Try it: The word "title" marks the lines you need; copy each of them from the data.

Web page and app entries:
★ ★ ★
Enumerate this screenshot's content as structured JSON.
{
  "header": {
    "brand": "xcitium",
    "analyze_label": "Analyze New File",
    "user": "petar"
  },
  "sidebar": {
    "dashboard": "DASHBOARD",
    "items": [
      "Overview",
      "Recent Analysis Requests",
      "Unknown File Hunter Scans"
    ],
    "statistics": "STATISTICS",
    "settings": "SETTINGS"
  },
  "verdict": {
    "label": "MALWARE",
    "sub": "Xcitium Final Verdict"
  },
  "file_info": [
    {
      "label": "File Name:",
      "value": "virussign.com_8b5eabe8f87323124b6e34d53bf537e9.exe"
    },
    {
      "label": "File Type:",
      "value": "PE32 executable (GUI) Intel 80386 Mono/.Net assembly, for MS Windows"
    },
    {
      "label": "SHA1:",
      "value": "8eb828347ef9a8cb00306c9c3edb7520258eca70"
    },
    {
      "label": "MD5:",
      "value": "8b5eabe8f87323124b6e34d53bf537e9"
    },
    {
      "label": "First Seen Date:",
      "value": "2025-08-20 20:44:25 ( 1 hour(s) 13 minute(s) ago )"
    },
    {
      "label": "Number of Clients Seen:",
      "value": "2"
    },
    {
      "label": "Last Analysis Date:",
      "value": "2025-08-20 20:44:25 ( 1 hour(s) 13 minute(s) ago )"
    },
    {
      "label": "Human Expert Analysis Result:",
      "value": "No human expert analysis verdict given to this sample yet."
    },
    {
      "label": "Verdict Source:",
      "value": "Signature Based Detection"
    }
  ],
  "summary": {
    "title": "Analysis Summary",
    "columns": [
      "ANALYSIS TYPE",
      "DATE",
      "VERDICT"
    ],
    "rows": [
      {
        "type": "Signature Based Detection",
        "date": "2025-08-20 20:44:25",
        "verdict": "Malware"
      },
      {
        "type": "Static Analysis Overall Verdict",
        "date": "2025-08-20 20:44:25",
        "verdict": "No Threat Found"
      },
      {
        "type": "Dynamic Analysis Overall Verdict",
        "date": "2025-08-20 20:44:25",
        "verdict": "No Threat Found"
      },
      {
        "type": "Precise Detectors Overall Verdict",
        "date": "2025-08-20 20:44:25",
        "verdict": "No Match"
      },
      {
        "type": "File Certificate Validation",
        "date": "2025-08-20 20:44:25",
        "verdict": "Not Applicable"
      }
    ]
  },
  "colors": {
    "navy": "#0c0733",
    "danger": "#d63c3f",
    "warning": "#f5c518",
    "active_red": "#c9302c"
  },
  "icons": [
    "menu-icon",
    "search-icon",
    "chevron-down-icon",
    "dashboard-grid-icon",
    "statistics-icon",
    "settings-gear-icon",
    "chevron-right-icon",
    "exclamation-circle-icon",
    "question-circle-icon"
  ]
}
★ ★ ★
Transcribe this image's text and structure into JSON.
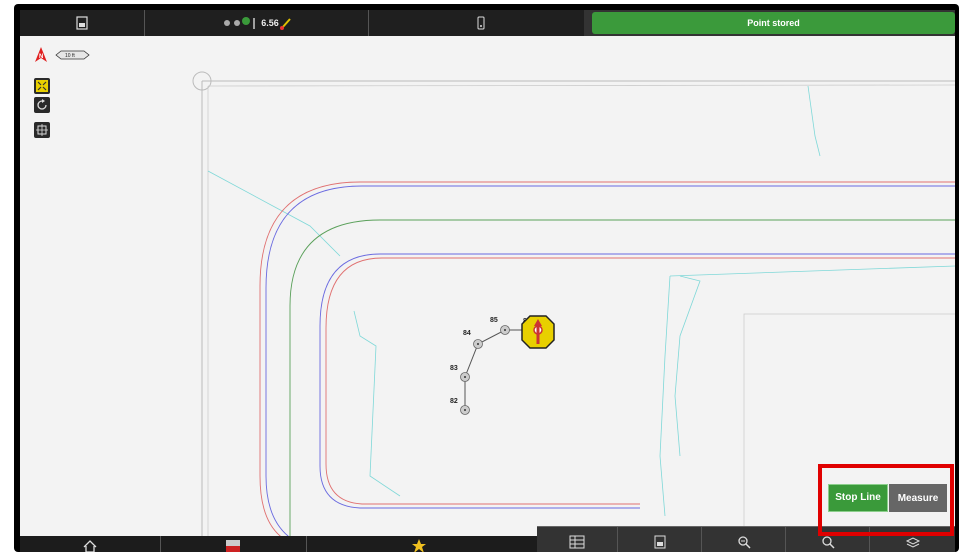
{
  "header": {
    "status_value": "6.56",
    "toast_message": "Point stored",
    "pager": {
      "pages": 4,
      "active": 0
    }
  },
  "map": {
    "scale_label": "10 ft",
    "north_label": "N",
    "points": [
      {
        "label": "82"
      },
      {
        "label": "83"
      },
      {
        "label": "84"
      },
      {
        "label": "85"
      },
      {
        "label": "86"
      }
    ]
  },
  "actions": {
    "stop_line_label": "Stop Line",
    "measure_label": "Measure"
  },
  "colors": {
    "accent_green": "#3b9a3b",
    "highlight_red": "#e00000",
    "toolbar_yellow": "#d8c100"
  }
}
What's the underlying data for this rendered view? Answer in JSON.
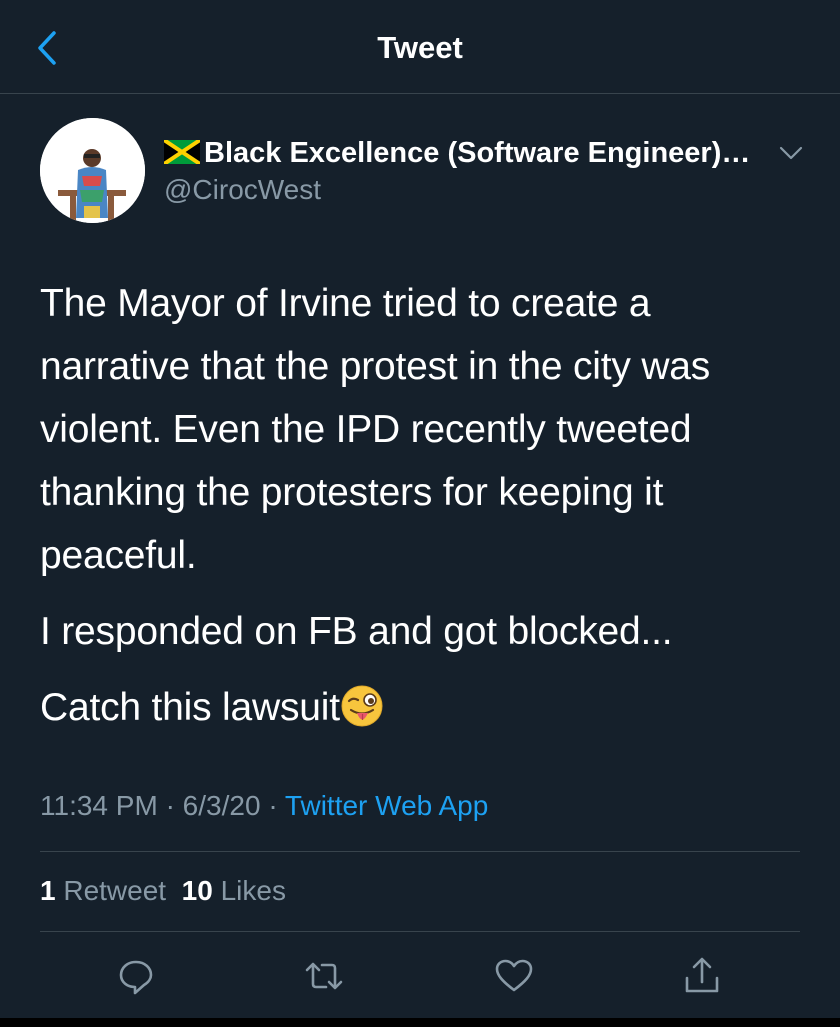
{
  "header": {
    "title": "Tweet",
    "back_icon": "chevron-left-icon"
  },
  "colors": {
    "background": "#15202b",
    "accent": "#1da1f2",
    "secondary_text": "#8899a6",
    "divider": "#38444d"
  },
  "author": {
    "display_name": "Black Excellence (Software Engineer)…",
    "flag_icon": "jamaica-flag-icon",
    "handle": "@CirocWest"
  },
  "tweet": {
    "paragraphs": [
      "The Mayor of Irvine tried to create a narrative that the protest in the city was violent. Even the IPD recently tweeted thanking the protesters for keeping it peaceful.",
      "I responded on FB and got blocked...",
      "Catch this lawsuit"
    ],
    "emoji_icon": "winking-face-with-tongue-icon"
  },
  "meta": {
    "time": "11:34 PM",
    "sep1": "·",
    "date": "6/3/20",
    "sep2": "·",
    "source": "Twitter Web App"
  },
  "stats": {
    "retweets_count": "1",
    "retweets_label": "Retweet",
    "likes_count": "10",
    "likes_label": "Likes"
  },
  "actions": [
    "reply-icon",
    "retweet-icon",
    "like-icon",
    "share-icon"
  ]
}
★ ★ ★
Completed exercise:
    "title": "Analysis Summary",
    "title": "Tweet",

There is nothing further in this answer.